→ **SUPPLIED RECORDS**
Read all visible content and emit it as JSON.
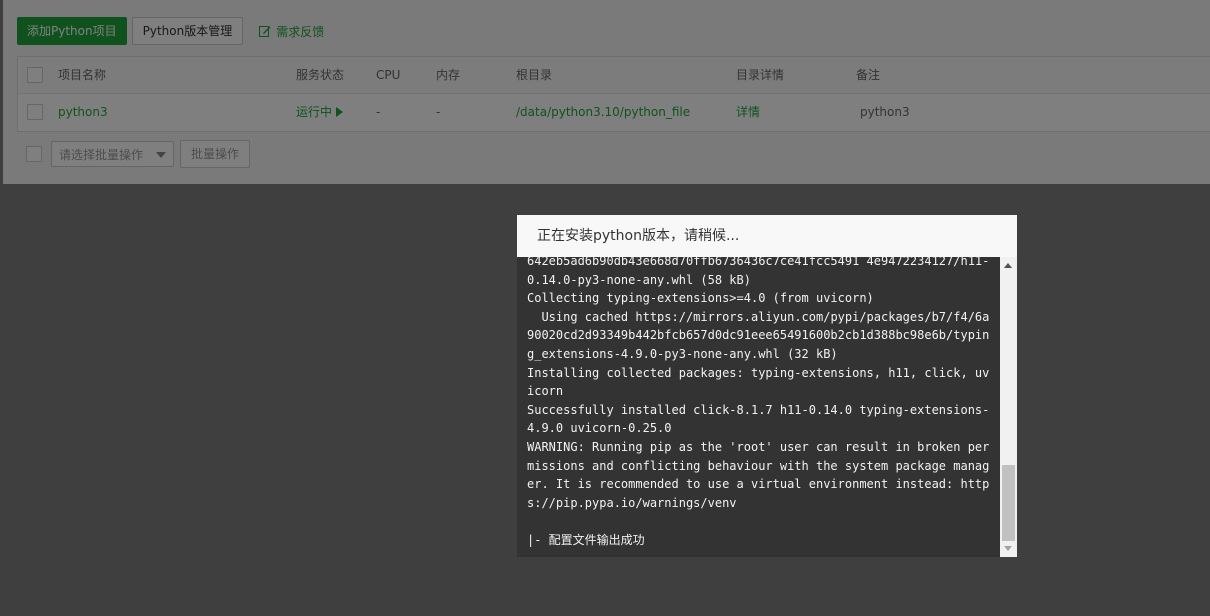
{
  "toolbar": {
    "add_project": "添加Python项目",
    "version_manage": "Python版本管理",
    "feedback": "需求反馈"
  },
  "table": {
    "headers": {
      "name": "项目名称",
      "status": "服务状态",
      "cpu": "CPU",
      "mem": "内存",
      "root": "根目录",
      "dir_detail": "目录详情",
      "remark": "备注"
    },
    "rows": [
      {
        "name": "python3",
        "status": "运行中",
        "cpu": "-",
        "mem": "-",
        "root": "/data/python3.10/python_file",
        "dir_detail": "详情",
        "remark": "python3"
      }
    ]
  },
  "batch": {
    "select_placeholder": "请选择批量操作",
    "button": "批量操作"
  },
  "modal": {
    "title": "正在安装python版本，请稍候...",
    "log": "642eb5ad6b90db43e668d70ffb6736436c7ce41fcc5491 4e9472234127/h11-0.14.0-py3-none-any.whl (58 kB)\nCollecting typing-extensions>=4.0 (from uvicorn)\n  Using cached https://mirrors.aliyun.com/pypi/packages/b7/f4/6a90020cd2d93349b442bfcb657d0dc91eee65491600b2cb1d388bc98e6b/typing_extensions-4.9.0-py3-none-any.whl (32 kB)\nInstalling collected packages: typing-extensions, h11, click, uvicorn\nSuccessfully installed click-8.1.7 h11-0.14.0 typing-extensions-4.9.0 uvicorn-0.25.0\nWARNING: Running pip as the 'root' user can result in broken permissions and conflicting behaviour with the system package manager. It is recommended to use a virtual environment instead: https://pip.pypa.io/warnings/venv\n\n|- 配置文件输出成功"
  },
  "colors": {
    "accent": "#20a53a",
    "console_bg": "#333333",
    "console_text": "#f2f2f2"
  }
}
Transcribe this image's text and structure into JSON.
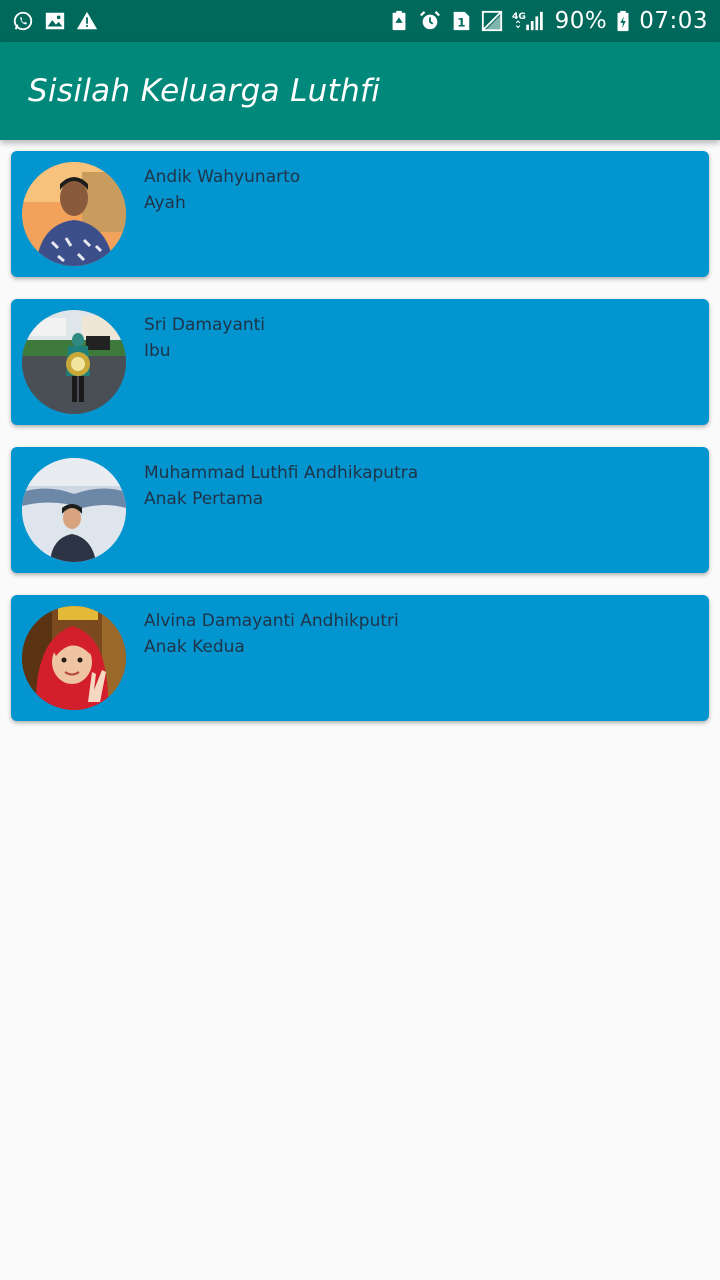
{
  "status_bar": {
    "left_icons": [
      "whatsapp-icon",
      "image-icon",
      "warning-icon"
    ],
    "right_icons": [
      "battery-saver-icon",
      "alarm-icon",
      "sim-1-icon",
      "no-signal-icon",
      "4g-signal-icon"
    ],
    "network_label": "4G",
    "sim_label": "1",
    "battery": "90%",
    "time": "07:03"
  },
  "app_bar": {
    "title": "Sisilah Keluarga Luthfi"
  },
  "colors": {
    "status_bar": "#00695c",
    "app_bar": "#00897b",
    "card": "#0395cf",
    "card_text": "#1f3448",
    "background": "#fafafa"
  },
  "family": [
    {
      "name": "Andik Wahyunarto",
      "role": "Ayah"
    },
    {
      "name": "Sri Damayanti",
      "role": "Ibu"
    },
    {
      "name": "Muhammad Luthfi Andhikaputra",
      "role": "Anak Pertama"
    },
    {
      "name": "Alvina Damayanti Andhikputri",
      "role": "Anak Kedua"
    }
  ]
}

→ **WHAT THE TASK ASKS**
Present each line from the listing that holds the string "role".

→ **RESULT OF THIS TASK**
      "role": "Ayah"
      "role": "Ibu"
      "role": "Anak Pertama"
      "role": "Anak Kedua"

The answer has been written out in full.